A closer focus on homicide and suicide compared Alaska to a group of 15 other states who also participate in the National Violent Death Reporting System: Colorado, Georgia, Kentucky, Maryland, Massachusetts, New Jersey, New Mexico, North Carolina, Oklahoma, Oregon, Rhode Island, South Carolina, Utah, Virginia, and Wisconsin. Alaska's death rate due to homicide is about the same as it is in these other 15 states taken as a whole, but the death rate for Alaska Natives/American Indians and Asians/Pacific Islanders in Alaska is higher than it is for these groups in the other 15 states. Conversely, the homicide death rate is much higher for blacks/African Americans in the other 15 states than it is in Alaska.
The suicide rate in Alaska is almost twice that in the other 15 states. Suicide in Alaska is particularly prevalent among young people (aged 15 to 24), Alaska Natives/American Indians, and males. The age-specific death rate by suicide for Alaska Native/American Indian males between 15 and 24 years old is 154.15, a rate over seven times greater than that for the entire Alaska population (data not shown in tables).
The high rate of suicide among young Alaska Native/American Indian people is well-known. A 2012 bulletin from the Epidemiology Section of the Alaska Department of Health and Human Services uses data similar to those used for this article, and describes the characteristics of suicide more comprehensively than is possible in this short space. (See resource list below.)
In response to the high rate of suicide among Alaska's population, prevention efforts have been implemented statewide by a number of Alaska agencies and organizations. The Alaska Department of Health and Social Services (DHSS) Statewide Suicide Prevention Council has a five-year state suicide prevention plan (FY 2012-2017) and a community-based suicide prevention program. This program includes the Alaska Youth Suicide Prevention Project. Alaska has also launched the Alaska Suicide Prevention Web Portal at http://www.stopsuicidealaska.org/.
Prevention efforts focused on the Alaska Native community include an approach taken by Chugachmiut, a tribal consortium of seven Native communities in the Chugach region of Alaska, which is framed around the concept of adverse childhood experiences (ACEs) and focuses on reducing negative coping behaviors.
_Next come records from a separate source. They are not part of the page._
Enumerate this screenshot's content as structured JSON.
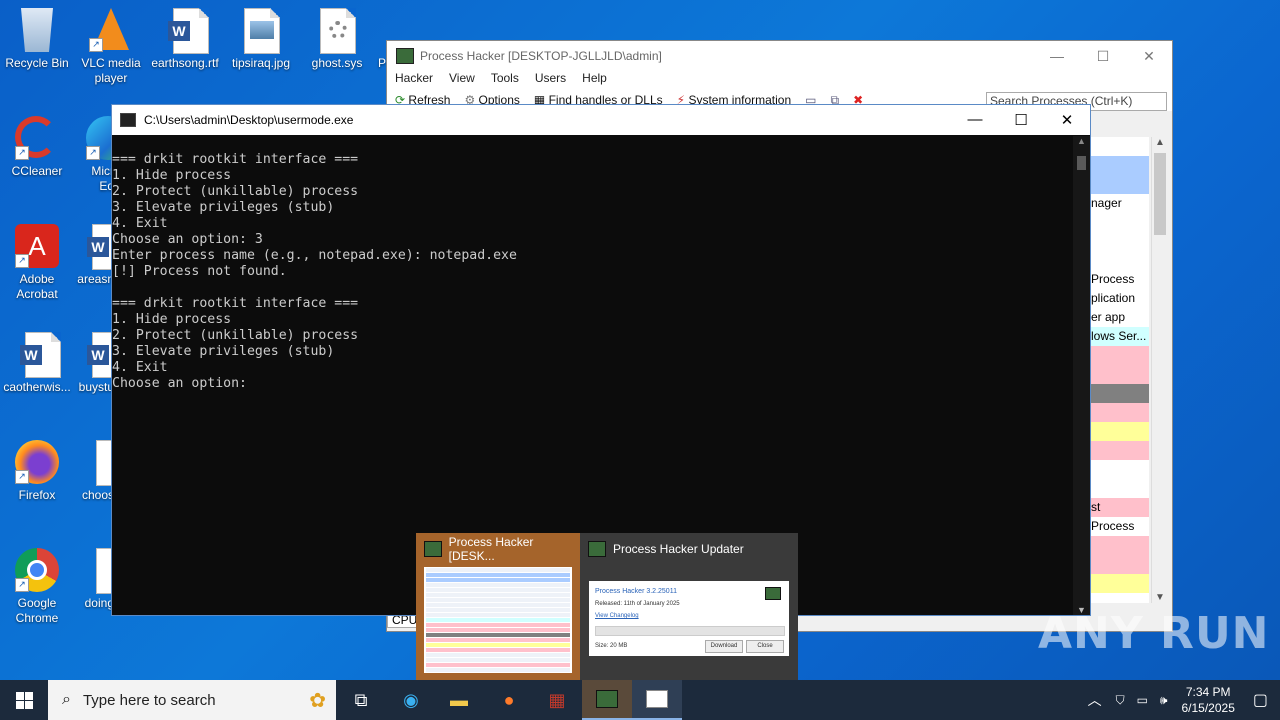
{
  "desktop": {
    "icons": [
      {
        "label": "Recycle Bin"
      },
      {
        "label": "VLC media player"
      },
      {
        "label": "earthsong.rtf"
      },
      {
        "label": "tipsiraq.jpg"
      },
      {
        "label": "ghost.sys"
      },
      {
        "label": "P"
      },
      {
        "label": "CCleaner"
      },
      {
        "label": "Micr Ed"
      },
      {
        "label": "Adobe Acrobat"
      },
      {
        "label": "areasn"
      },
      {
        "label": "caotherwis..."
      },
      {
        "label": "buystu"
      },
      {
        "label": "Firefox"
      },
      {
        "label": "choos"
      },
      {
        "label": "Google Chrome"
      },
      {
        "label": "doing"
      }
    ]
  },
  "process_hacker": {
    "title": "Process Hacker [DESKTOP-JGLLJLD\\admin]",
    "menu": [
      "Hacker",
      "View",
      "Tools",
      "Users",
      "Help"
    ],
    "toolbar": [
      "Refresh",
      "Options",
      "Find handles or DLLs",
      "System information"
    ],
    "search_placeholder": "Search Processes (Ctrl+K)",
    "rows": [
      "",
      "",
      "",
      "nager",
      "",
      "",
      "",
      "Process",
      "plication",
      "er app",
      "lows Ser...",
      "",
      "",
      "",
      "",
      "",
      "",
      "",
      "",
      "st",
      "Process",
      "",
      "",
      ""
    ],
    "row_colors": [
      "#ffffff",
      "#aaccff",
      "#aaccff",
      "#ffffff",
      "#ffffff",
      "#ffffff",
      "#ffffff",
      "#ffffff",
      "#ffffff",
      "#ffffff",
      "#d0ffff",
      "#ffc0cb",
      "#ffc0cb",
      "#808080",
      "#ffc0cb",
      "#ffff99",
      "#ffc0cb",
      "#ffffff",
      "#ffffff",
      "#ffc0cb",
      "#ffffff",
      "#ffc0cb",
      "#ffc0cb",
      "#ffff99"
    ],
    "cpu_label": "CPU"
  },
  "console": {
    "title": "C:\\Users\\admin\\Desktop\\usermode.exe",
    "lines": [
      "",
      "=== drkit rootkit interface ===",
      "1. Hide process",
      "2. Protect (unkillable) process",
      "3. Elevate privileges (stub)",
      "4. Exit",
      "Choose an option: 3",
      "Enter process name (e.g., notepad.exe): notepad.exe",
      "[!] Process not found.",
      "",
      "=== drkit rootkit interface ===",
      "1. Hide process",
      "2. Protect (unkillable) process",
      "3. Elevate privileges (stub)",
      "4. Exit",
      "Choose an option:"
    ]
  },
  "thumbnails": [
    {
      "title": "Process Hacker [DESK..."
    },
    {
      "title": "Process Hacker Updater",
      "preview": {
        "heading": "Process Hacker 3.2.25011",
        "released": "Released: 11th of January 2025",
        "link": "View Changelog",
        "size": "Size: 20 MB",
        "download": "Download",
        "close": "Close"
      }
    }
  ],
  "taskbar": {
    "search_placeholder": "Type here to search",
    "time": "7:34 PM",
    "date": "6/15/2025"
  },
  "watermark": "ANY RUN"
}
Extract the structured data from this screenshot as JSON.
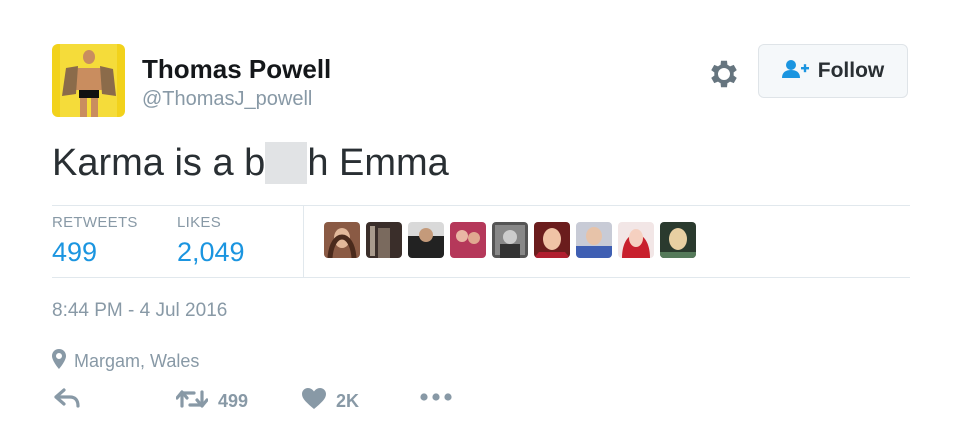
{
  "user": {
    "name": "Thomas Powell",
    "handle": "@ThomasJ_powell"
  },
  "header": {
    "follow_label": "Follow"
  },
  "tweet": {
    "text_before": "Karma is a b",
    "text_after": "h Emma"
  },
  "stats": {
    "retweets_label": "RETWEETS",
    "retweets_value": "499",
    "likes_label": "LIKES",
    "likes_value": "2,049"
  },
  "meta": {
    "timestamp": "8:44 PM - 4 Jul 2016",
    "location": "Margam, Wales"
  },
  "actions": {
    "retweet_count": "499",
    "like_count": "2K"
  },
  "colors": {
    "link_blue": "#1b95e0",
    "muted": "#8899a6",
    "text": "#292f33"
  }
}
In northwest Alaska, suicide-prevention wilderness camps for youth are offered by the Maniilaq Association and the Kawerak Association. The Alaska Native Tribal Health Consortium has developed an initiative aimed at reducing the number of suicides and suicide attempts by Alaska Native people by 15 percent by the year 2015.
Sharon Chamard is an associate professor with the Justice Center.